* _Exercise description_
The answer should reproduce the listing below character for character.

* _Source data_

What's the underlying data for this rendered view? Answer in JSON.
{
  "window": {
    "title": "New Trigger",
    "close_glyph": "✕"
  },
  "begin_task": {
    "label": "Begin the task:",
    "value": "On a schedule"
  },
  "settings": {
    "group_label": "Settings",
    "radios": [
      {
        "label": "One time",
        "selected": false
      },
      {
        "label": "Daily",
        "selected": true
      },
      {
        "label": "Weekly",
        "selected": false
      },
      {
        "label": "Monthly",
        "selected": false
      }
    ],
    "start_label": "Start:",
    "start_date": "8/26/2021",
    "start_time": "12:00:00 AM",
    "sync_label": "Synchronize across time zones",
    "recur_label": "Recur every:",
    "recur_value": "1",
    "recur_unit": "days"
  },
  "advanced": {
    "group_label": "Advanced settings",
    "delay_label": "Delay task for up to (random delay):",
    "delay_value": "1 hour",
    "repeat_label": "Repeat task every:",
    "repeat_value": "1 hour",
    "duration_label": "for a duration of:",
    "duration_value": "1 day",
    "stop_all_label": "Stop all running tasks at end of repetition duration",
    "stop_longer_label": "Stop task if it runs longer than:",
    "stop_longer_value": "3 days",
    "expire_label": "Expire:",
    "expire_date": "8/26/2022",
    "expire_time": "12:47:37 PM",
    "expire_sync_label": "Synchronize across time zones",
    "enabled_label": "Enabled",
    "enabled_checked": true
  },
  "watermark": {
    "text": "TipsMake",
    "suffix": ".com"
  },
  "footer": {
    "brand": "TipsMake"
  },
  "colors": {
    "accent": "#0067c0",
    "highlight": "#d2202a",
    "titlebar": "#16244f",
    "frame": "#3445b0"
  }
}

* _Result for this exercise_
What's the underlying data for this rendered view? Answer in JSON.
{
  "window": {
    "title": "New Trigger",
    "close_glyph": "✕"
  },
  "begin_task": {
    "label": "Begin the task:",
    "value": "On a schedule"
  },
  "settings": {
    "group_label": "Settings",
    "radios": [
      {
        "label": "One time",
        "selected": false
      },
      {
        "label": "Daily",
        "selected": true
      },
      {
        "label": "Weekly",
        "selected": false
      },
      {
        "label": "Monthly",
        "selected": false
      }
    ],
    "start_label": "Start:",
    "start_date": "8/26/2021",
    "start_time": "12:00:00 AM",
    "sync_label": "Synchronize across time zones",
    "recur_label": "Recur every:",
    "recur_value": "1",
    "recur_unit": "days"
  },
  "advanced": {
    "group_label": "Advanced settings",
    "delay_label": "Delay task for up to (random delay):",
    "delay_value": "1 hour",
    "repeat_label": "Repeat task every:",
    "repeat_value": "1 hour",
    "duration_label": "for a duration of:",
    "duration_value": "1 day",
    "stop_all_label": "Stop all running tasks at end of repetition duration",
    "stop_longer_label": "Stop task if it runs longer than:",
    "stop_longer_value": "3 days",
    "expire_label": "Expire:",
    "expire_date": "8/26/2022",
    "expire_time": "12:47:37 PM",
    "expire_sync_label": "Synchronize across time zones",
    "enabled_label": "Enabled",
    "enabled_checked": true
  },
  "watermark": {
    "text": "TipsMake",
    "suffix": ".com"
  },
  "footer": {
    "brand": "TipsMake"
  },
  "colors": {
    "accent": "#0067c0",
    "highlight": "#d2202a",
    "titlebar": "#16244f",
    "frame": "#3445b0"
  }
}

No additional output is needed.